When we got home we’d sit facing each other and lay everything out on the table in a line. The fire at our sides would give us lopsided rosy cheeks. We’d go along the lines and swap so we each had our favourite colours and an equal number of tiny gold flakes, always fair and never fighting. Grandma would be in the kitchen making something with mash. She’d check on us occasionally and smirk at our serious little faces. Plastic to her, jewels to us.
Grandma’s mash was the kind mum would tut at. Slabs of butter went into the pan with the boiled potatoes, then milk and cream cheese. We’d pile our forks high with glistening mash and shove the mounds into our mouths one after another until we couldn’t eat any more. Whatever we got with the mash would be leftovers for the next day’s lunch.

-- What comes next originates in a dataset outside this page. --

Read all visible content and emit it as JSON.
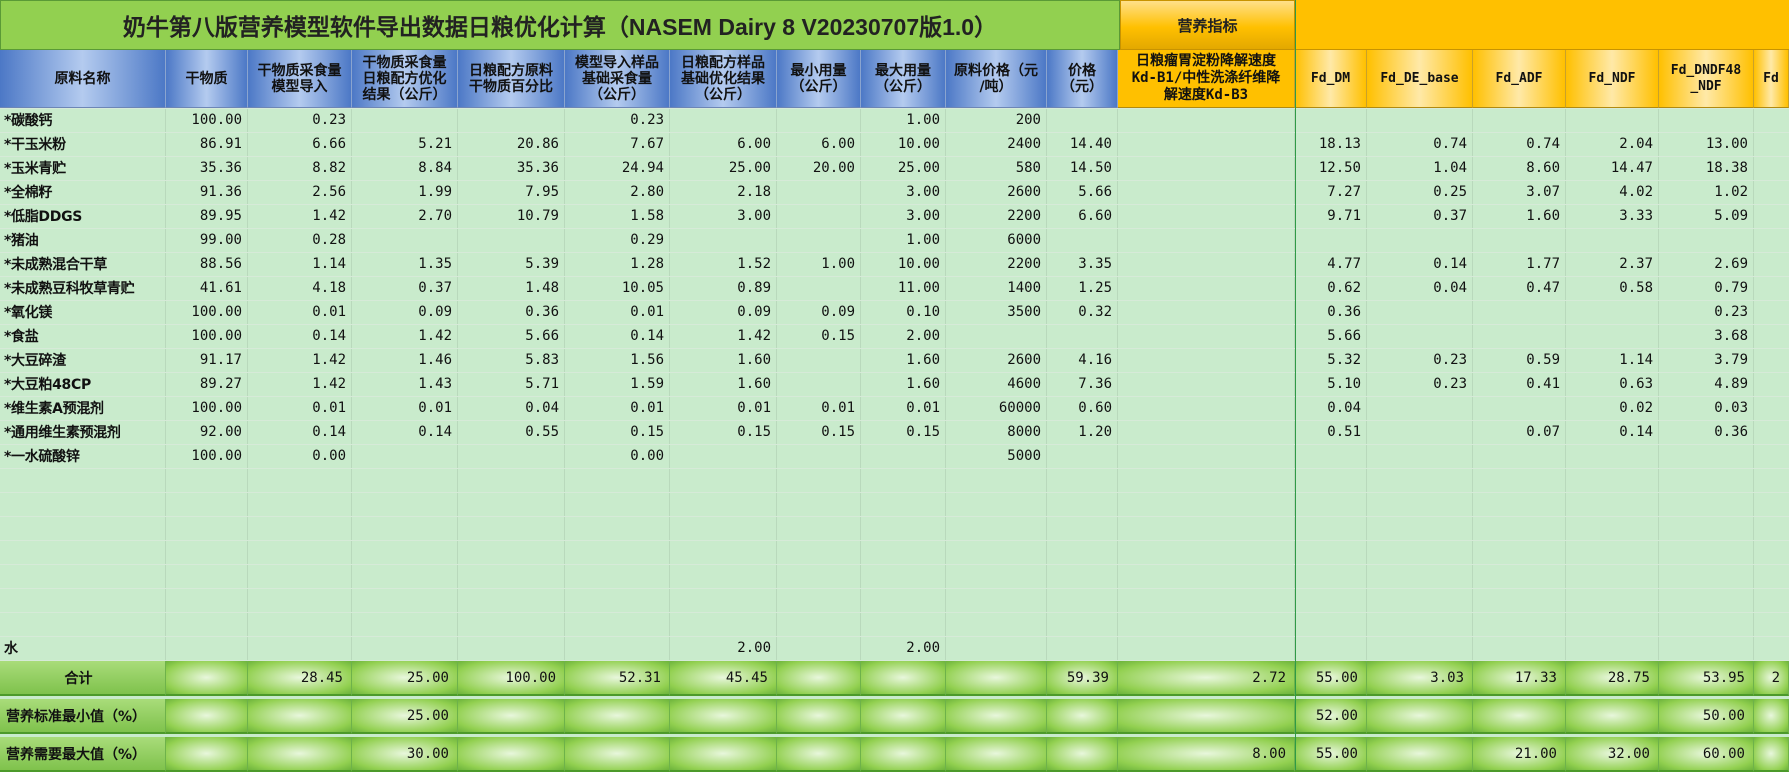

Somehow the sight of the marshmallows always cleared a space in our tummies. We’d strip down to our pants and sit cross legged in front of the fire, waiting patiently as Grandma speared marshmallows with skewers and passed them down to us. My sister always stuck hers straight into the flames, watching it blacken and bubble before pulling it out and puffing up her cheeks to give it a good blow. I always held mine just above a glowing log, rotating it slowly, letting it brown evenly all round. I’d pull it out, let it cool, peel the hardened layer from the outside then hold the gooey, naked marshmallow back over the log. I would see how many times I could repeat this process of browning and peeling. My record was five.

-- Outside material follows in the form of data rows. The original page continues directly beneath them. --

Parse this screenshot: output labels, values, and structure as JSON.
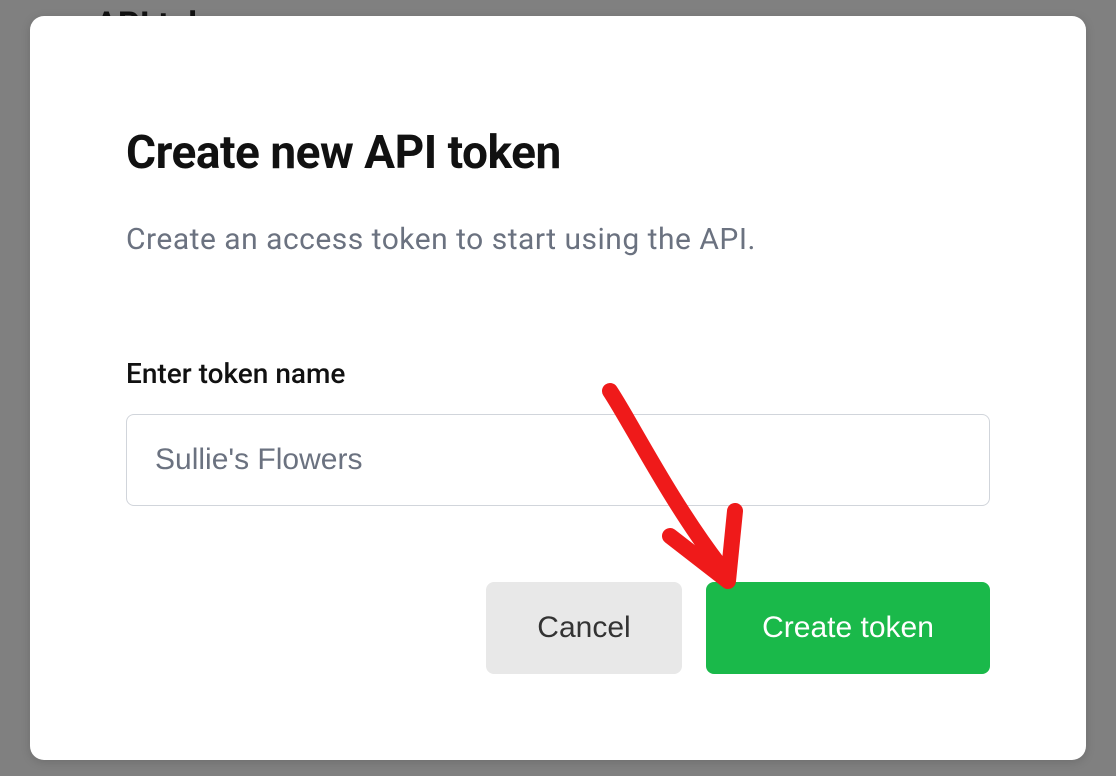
{
  "background": {
    "partial_text": "API tok"
  },
  "modal": {
    "title": "Create new API token",
    "subtitle": "Create an access token to start using the API.",
    "input_label": "Enter token name",
    "input_value": "Sullie's Flowers",
    "cancel_label": "Cancel",
    "create_label": "Create token"
  },
  "colors": {
    "primary_green": "#1ab94a",
    "annotation_red": "#ef1a1a"
  }
}
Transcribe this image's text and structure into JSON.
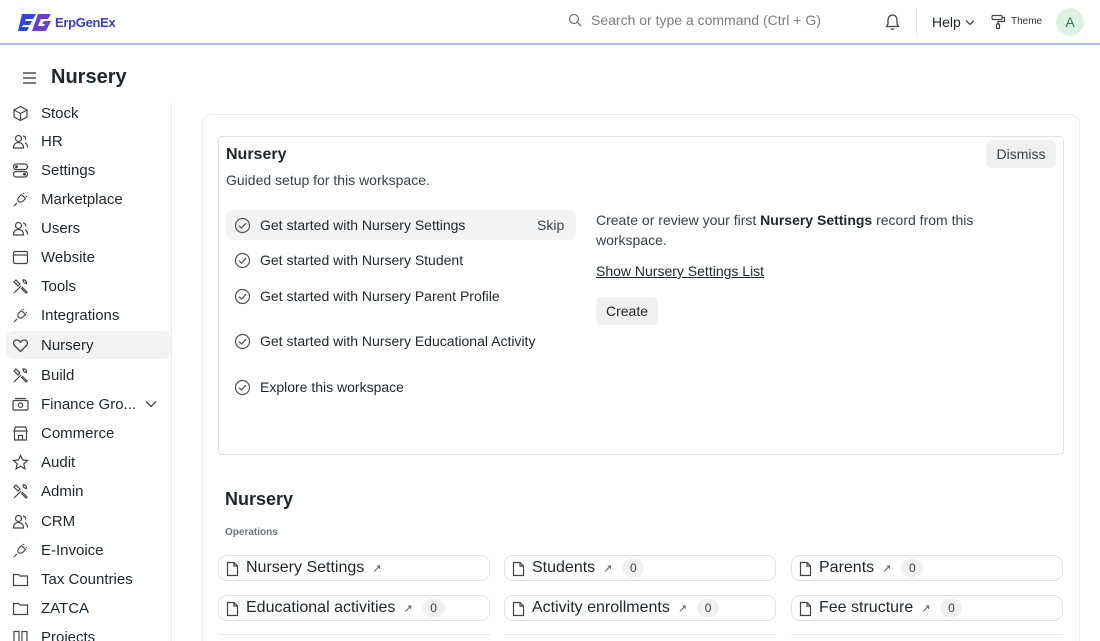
{
  "app": {
    "logo_text": "ErpGenEx"
  },
  "navbar": {
    "search_placeholder": "Search or type a command (Ctrl + G)",
    "help_label": "Help",
    "theme_label": "Theme",
    "avatar_initial": "A"
  },
  "page": {
    "title": "Nursery"
  },
  "sidebar": {
    "items": [
      {
        "label": "Stock",
        "icon": "stock-icon"
      },
      {
        "label": "HR",
        "icon": "users-icon"
      },
      {
        "label": "Settings",
        "icon": "toggle-icon"
      },
      {
        "label": "Marketplace",
        "icon": "plug-icon"
      },
      {
        "label": "Users",
        "icon": "users-icon"
      },
      {
        "label": "Website",
        "icon": "browser-icon"
      },
      {
        "label": "Tools",
        "icon": "tools-icon"
      },
      {
        "label": "Integrations",
        "icon": "plug-icon"
      },
      {
        "label": "Nursery",
        "icon": "heart-icon",
        "active": true
      },
      {
        "label": "Build",
        "icon": "tools-icon"
      },
      {
        "label": "Finance Gro...",
        "icon": "money-icon",
        "expandable": true
      },
      {
        "label": "Commerce",
        "icon": "store-icon"
      },
      {
        "label": "Audit",
        "icon": "star-icon"
      },
      {
        "label": "Admin",
        "icon": "tools-icon"
      },
      {
        "label": "CRM",
        "icon": "users-icon"
      },
      {
        "label": "E-Invoice",
        "icon": "plug-icon"
      },
      {
        "label": "Tax Countries",
        "icon": "folder-icon"
      },
      {
        "label": "ZATCA",
        "icon": "folder-icon"
      },
      {
        "label": "Projects",
        "icon": "columns-icon"
      }
    ]
  },
  "onboarding": {
    "title": "Nursery",
    "subtitle": "Guided setup for this workspace.",
    "dismiss_label": "Dismiss",
    "skip_label": "Skip",
    "steps": [
      {
        "label": "Get started with Nursery Settings"
      },
      {
        "label": "Get started with Nursery Student"
      },
      {
        "label": "Get started with Nursery Parent Profile"
      },
      {
        "label": "Get started with Nursery Educational Activity"
      },
      {
        "label": "Explore this workspace"
      }
    ],
    "description_prefix": "Create or review your first ",
    "description_bold": "Nursery Settings",
    "description_suffix": " record from this workspace.",
    "show_list_label": "Show Nursery Settings List",
    "create_label": "Create"
  },
  "workspace": {
    "title": "Nursery",
    "section_label": "Operations",
    "links": [
      {
        "label": "Nursery Settings",
        "count": null
      },
      {
        "label": "Students",
        "count": "0"
      },
      {
        "label": "Parents",
        "count": "0"
      },
      {
        "label": "Educational activities",
        "count": "0"
      },
      {
        "label": "Activity enrollments",
        "count": "0"
      },
      {
        "label": "Fee structure",
        "count": "0"
      }
    ]
  },
  "colors": {
    "accent": "#3b3fb8",
    "avatar_bg": "#dcf3e3",
    "avatar_fg": "#307f47",
    "navbar_border": "#a9c1e6"
  }
}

Once our fingers started to stick to the skewers, Grandma would wipe us down with a hot flannel and lay our pyjamas out by the fire. We’d press our palms to them every couple of minutes, raising our arms when they were just the right kind of warm to let Grandma slip them over our heads. Taking us both by the hands, she’d lead us through to our bedroom, my sister’s bed by the door and mine by the window. She’d tuck our duvets in extra tight around our little bodies, kiss us each on the forehead and wish us sweet dreams. The light in the hall was always left on, the bedroom door left ajar. Through the night, Grandma would come and peek in through the gap, a black figure against the yellow light of the hall. Even now we never turn that light off in the night.
When we visit my Grandma we tell the kids to look for gold, but not in the dirt at the panning centre or in the pan she used for mash, nor in the embers of the fire or in the light around their bedroom doors. Instead we take them through the woods behind the house, let them skip ahead beneath the leaf speckled sky.
We reach the clearing and they scour the trees around it before grouping around her favourite one. They point just above the faded initials carved into the bark, cheering and jumping on the spot where we spread the ashes. A little golden plaque.